For so long the mysteries of migration have eluded us, from Aristotle believing the Swallows sank into the mud, through Woodcocks summering on the moon, to imagining that Bar-tailed Godwits fly non-stop from Alaska to New Zealand. We have often wondered about routes, stop over points and marvelled at their feats of navigation. The recent developments that can place a small satellite tag on a bird to trace its every move is revealing so much that we didn’t know, and rewriting the things we thought we knew. Whilst the Swallow and Woodcock stories have been condemned to the myth pile, the Bar-tailed Godwits flying non-stop from Alaska to New Zealand has been proved and remains one of the most inspirational stories about waders that can be told.
What are your hobbies/interests outside of wildlife?
Is there a life outside of wildlife? I have yet to find something that brings me so much pleasure and awe in equal measure. However, although it generally involves wildlife and in particular waders, I really enjoy writing about them, reading about them and also drawing them, although in that regard my efforts leave a lot to be desired. Whilst engaged in these earnest activities I do enjoy a good red wine with a splendid cheese… does that count?
What makes you happy?
Being with Elis in a remote locality watching the tide come in across a mudflat, surrounded by the sight and sound of waders. There is nothing to touch the feeling of wellbeing such encounters induce in us both.
What makes you sad?
There are few things that get to me as much as a photograph of live waders strung up by their legs in a food market. I’m welling up just thinking about it now. Their beady, dark eyes scream fear and sadness. It is so upsetting.
Name 3 things on your ‘bucket list’
A trip to Madagascar.
To see 200 species of wader.
And bizarrely, to see Azure Tit.
What would you most like to accomplish and/or be remembered for?

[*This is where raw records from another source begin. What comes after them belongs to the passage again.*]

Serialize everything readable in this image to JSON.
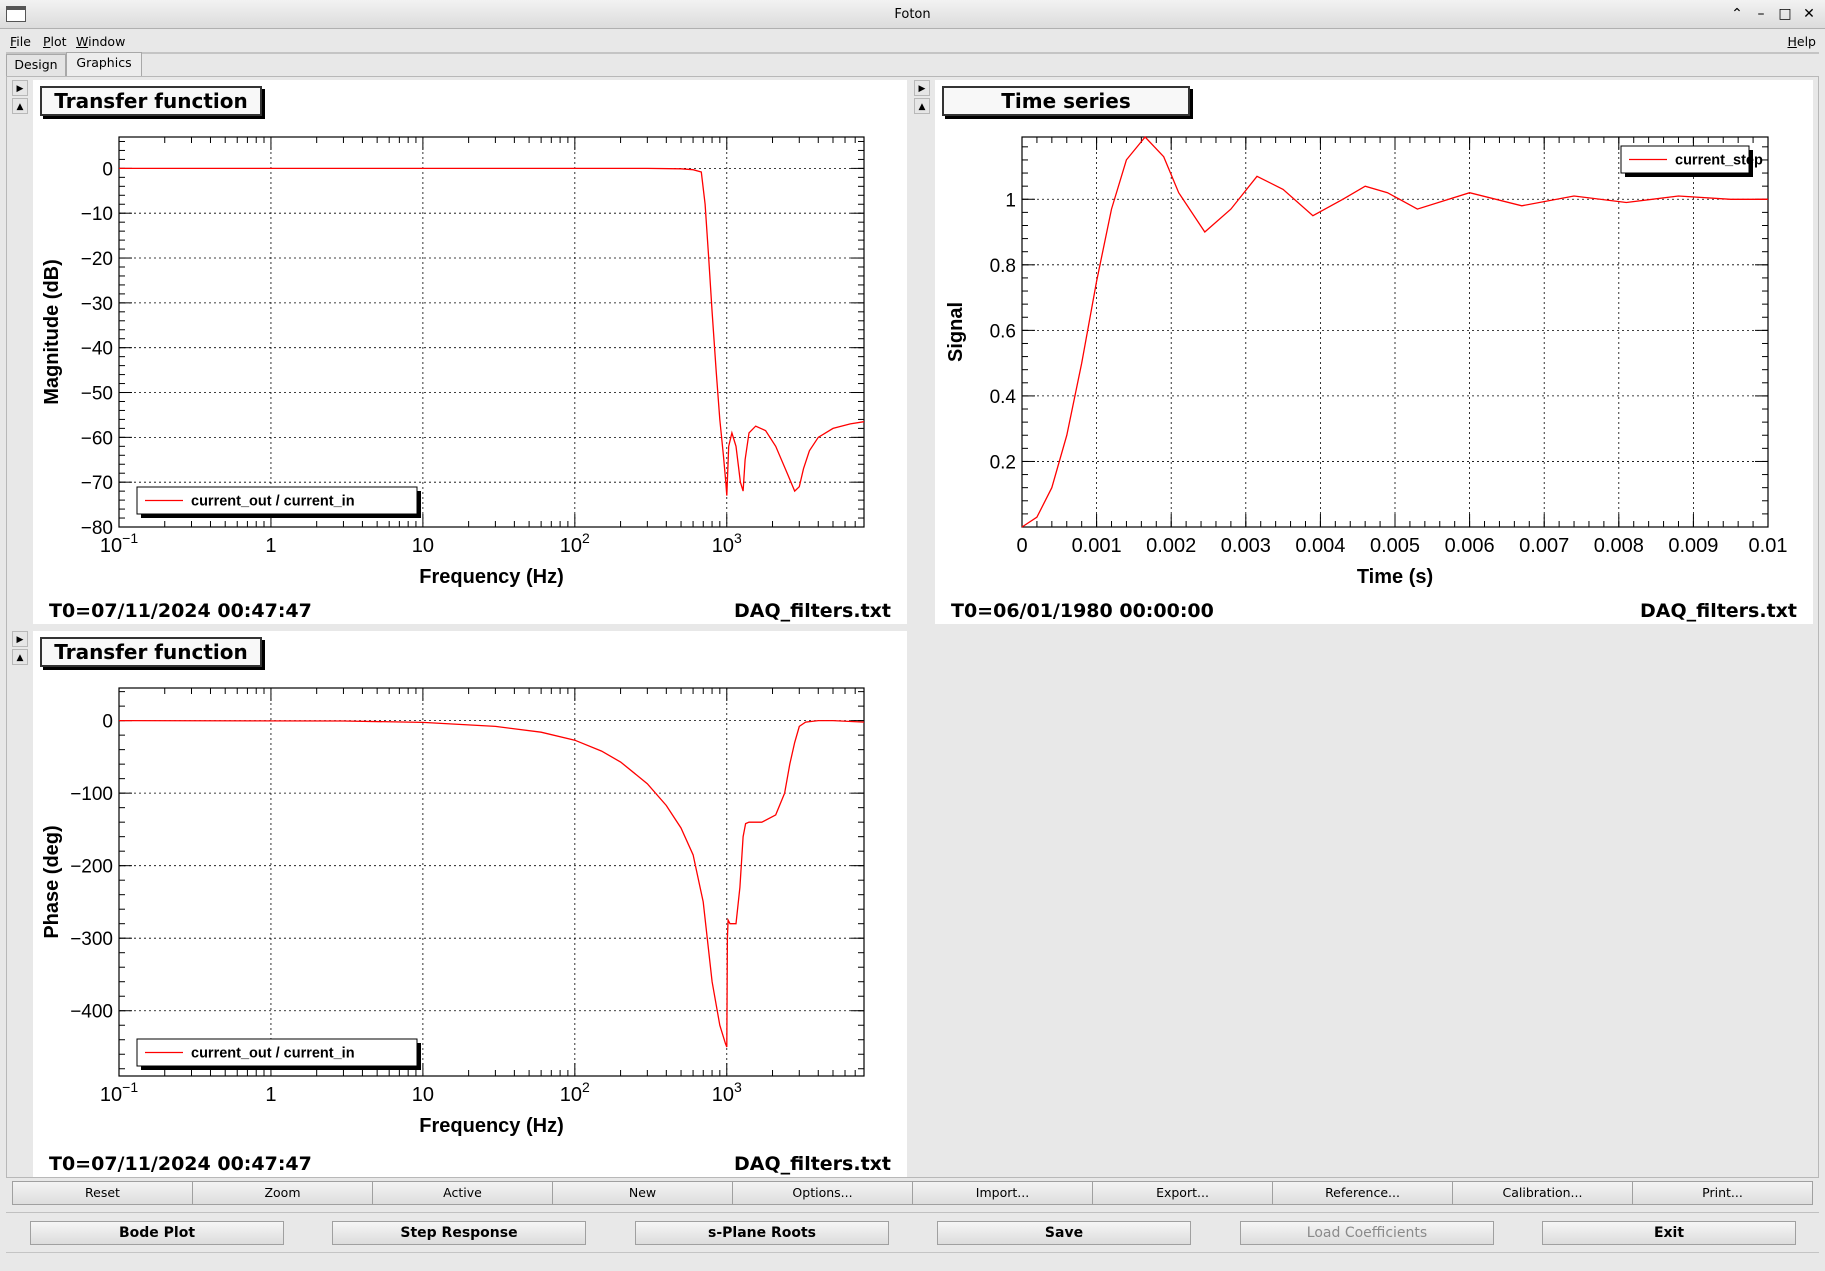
{
  "window": {
    "title": "Foton"
  },
  "window_buttons": [
    {
      "name": "shade-button",
      "glyph": "⌃"
    },
    {
      "name": "minimize-button",
      "glyph": "–"
    },
    {
      "name": "maximize-button",
      "glyph": "□"
    },
    {
      "name": "close-button",
      "glyph": "✕"
    }
  ],
  "menu": {
    "file": "File",
    "plot": "Plot",
    "window": "Window",
    "help": "Help"
  },
  "tabs": {
    "design": "Design",
    "graphics": "Graphics",
    "active": "Graphics"
  },
  "side_buttons": {
    "expand": "▶",
    "collapse": "▲"
  },
  "panels": {
    "mag": {
      "title": "Transfer function",
      "t0": "T0=07/11/2024 00:47:47",
      "file": "DAQ_filters.txt"
    },
    "step": {
      "title": "Time series",
      "t0": "T0=06/01/1980 00:00:00",
      "file": "DAQ_filters.txt"
    },
    "phase": {
      "title": "Transfer function",
      "t0": "T0=07/11/2024 00:47:47",
      "file": "DAQ_filters.txt"
    }
  },
  "toolbar": [
    "Reset",
    "Zoom",
    "Active",
    "New",
    "Options...",
    "Import...",
    "Export...",
    "Reference...",
    "Calibration...",
    "Print..."
  ],
  "actions": {
    "bode": "Bode Plot",
    "step": "Step Response",
    "splane": "s-Plane Roots",
    "save": "Save",
    "load": "Load Coefficients",
    "exit": "Exit"
  },
  "colors": {
    "trace": "#ff0000",
    "background": "#e8e8e8",
    "pad": "#ffffff"
  },
  "chart_data": [
    {
      "type": "line",
      "title": "Transfer function",
      "xlabel": "Frequency (Hz)",
      "ylabel": "Magnitude (dB)",
      "xscale": "log",
      "xlim": [
        0.1,
        8000
      ],
      "ylim": [
        -80,
        7
      ],
      "xticks": [
        0.1,
        1,
        10,
        100,
        1000
      ],
      "xticklabels": [
        "10",
        "1",
        "10",
        "10",
        "10"
      ],
      "xtickexp": [
        "−1",
        "",
        "",
        "2",
        "3"
      ],
      "yticks": [
        0,
        -10,
        -20,
        -30,
        -40,
        -50,
        -60,
        -70,
        -80
      ],
      "yticklabels": [
        "0",
        "−10",
        "−20",
        "−30",
        "−40",
        "−50",
        "−60",
        "−70",
        "−80"
      ],
      "grid": true,
      "legend_position": "bottom-left",
      "series": [
        {
          "name": "current_out / current_in",
          "x": [
            0.1,
            100,
            300,
            500,
            600,
            680,
            720,
            760,
            800,
            850,
            900,
            950,
            985,
            1000,
            1030,
            1080,
            1150,
            1230,
            1280,
            1320,
            1400,
            1550,
            1800,
            2100,
            2500,
            2800,
            3000,
            3200,
            3500,
            4000,
            5000,
            6500,
            8000
          ],
          "y": [
            0,
            0,
            0,
            -0.1,
            -0.3,
            -0.8,
            -8,
            -20,
            -32,
            -45,
            -56,
            -64,
            -70,
            -73,
            -62,
            -59,
            -62,
            -70,
            -72,
            -65,
            -59,
            -57.5,
            -58.5,
            -62,
            -68,
            -72,
            -71,
            -67,
            -63,
            -60,
            -58,
            -57,
            -56.5
          ]
        }
      ]
    },
    {
      "type": "line",
      "title": "Time series",
      "xlabel": "Time (s)",
      "ylabel": "Signal",
      "xlim": [
        0,
        0.01
      ],
      "ylim": [
        0,
        1.19
      ],
      "xticks": [
        0,
        0.001,
        0.002,
        0.003,
        0.004,
        0.005,
        0.006,
        0.007,
        0.008,
        0.009,
        0.01
      ],
      "xticklabels": [
        "0",
        "0.001",
        "0.002",
        "0.003",
        "0.004",
        "0.005",
        "0.006",
        "0.007",
        "0.008",
        "0.009",
        "0.01"
      ],
      "yticks": [
        0.2,
        0.4,
        0.6,
        0.8,
        1
      ],
      "yticklabels": [
        "0.2",
        "0.4",
        "0.6",
        "0.8",
        "1"
      ],
      "grid": true,
      "legend_position": "top-right",
      "series": [
        {
          "name": "current_step",
          "x": [
            0,
            0.0002,
            0.0004,
            0.0006,
            0.0008,
            0.001,
            0.0012,
            0.0014,
            0.00165,
            0.0019,
            0.0021,
            0.00245,
            0.0028,
            0.00315,
            0.0035,
            0.0039,
            0.0043,
            0.0046,
            0.0049,
            0.0053,
            0.006,
            0.0067,
            0.0074,
            0.0081,
            0.0088,
            0.0095,
            0.01
          ],
          "y": [
            0,
            0.03,
            0.12,
            0.28,
            0.5,
            0.75,
            0.97,
            1.12,
            1.19,
            1.13,
            1.02,
            0.9,
            0.97,
            1.07,
            1.03,
            0.95,
            1.0,
            1.04,
            1.02,
            0.97,
            1.02,
            0.98,
            1.01,
            0.99,
            1.01,
            1.0,
            1.0
          ]
        }
      ]
    },
    {
      "type": "line",
      "title": "Transfer function",
      "xlabel": "Frequency (Hz)",
      "ylabel": "Phase (deg)",
      "xscale": "log",
      "xlim": [
        0.1,
        8000
      ],
      "ylim": [
        -490,
        45
      ],
      "xticks": [
        0.1,
        1,
        10,
        100,
        1000
      ],
      "xticklabels": [
        "10",
        "1",
        "10",
        "10",
        "10"
      ],
      "xtickexp": [
        "−1",
        "",
        "",
        "2",
        "3"
      ],
      "yticks": [
        0,
        -100,
        -200,
        -300,
        -400
      ],
      "yticklabels": [
        "0",
        "−100",
        "−200",
        "−300",
        "−400"
      ],
      "grid": true,
      "legend_position": "bottom-left",
      "series": [
        {
          "name": "current_out / current_in",
          "x": [
            0.1,
            3,
            10,
            30,
            60,
            100,
            150,
            200,
            300,
            400,
            500,
            600,
            700,
            800,
            900,
            980,
            1000,
            1010,
            1020,
            1050,
            1150,
            1220,
            1280,
            1330,
            1400,
            1700,
            2100,
            2400,
            2600,
            2800,
            3000,
            3300,
            4000,
            5000,
            8000
          ],
          "y": [
            0,
            -0.5,
            -2.5,
            -8,
            -16,
            -27,
            -42,
            -57,
            -87,
            -117,
            -148,
            -185,
            -250,
            -360,
            -420,
            -445,
            -450,
            -300,
            -275,
            -280,
            -280,
            -230,
            -160,
            -142,
            -140,
            -140,
            -130,
            -100,
            -60,
            -30,
            -8,
            -2,
            0,
            0,
            -2
          ]
        }
      ]
    }
  ]
}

If it’s a legacy you are looking for, then it would be lovely to think that Wader Quest will continue long after we have gone, and people don’t even remember our names.
What next for Rick, Elis and Wader Quest?
Privately, one day we would like to find the finances to travel again to see more of the world’s waders while they are still here. For Wader Quest, it will be recruiting new blood to assist us and our right-hand man Andrew Whitelee who has taken on much of the work already, so that the organisation can continue without us. If anyone has a passion for waders, and/or a desire to be involved and offer their skills and time to help them, and thinks they might like to be involved in the development and administration of Wader Quest, they should write initially to firstname.lastname@example.org for more information.
Thanks to Rick and Elis for a thoroughly entertaining encounter with some truly remarkable birds. The ethos of Wader Quest maps directly onto the principles that underpin WingSearch2020, and your dedication is infectious and so worthwhile. The very best of luck to you both, and let’s hope that against all odds you get a chance to see that Slender-billed Curlew, or at least an Azure Tit.
Check out this video link to a chat between Allan Archer of talk:Wildlife and Rick which gives more information on the goals and achievements of Wader Quest.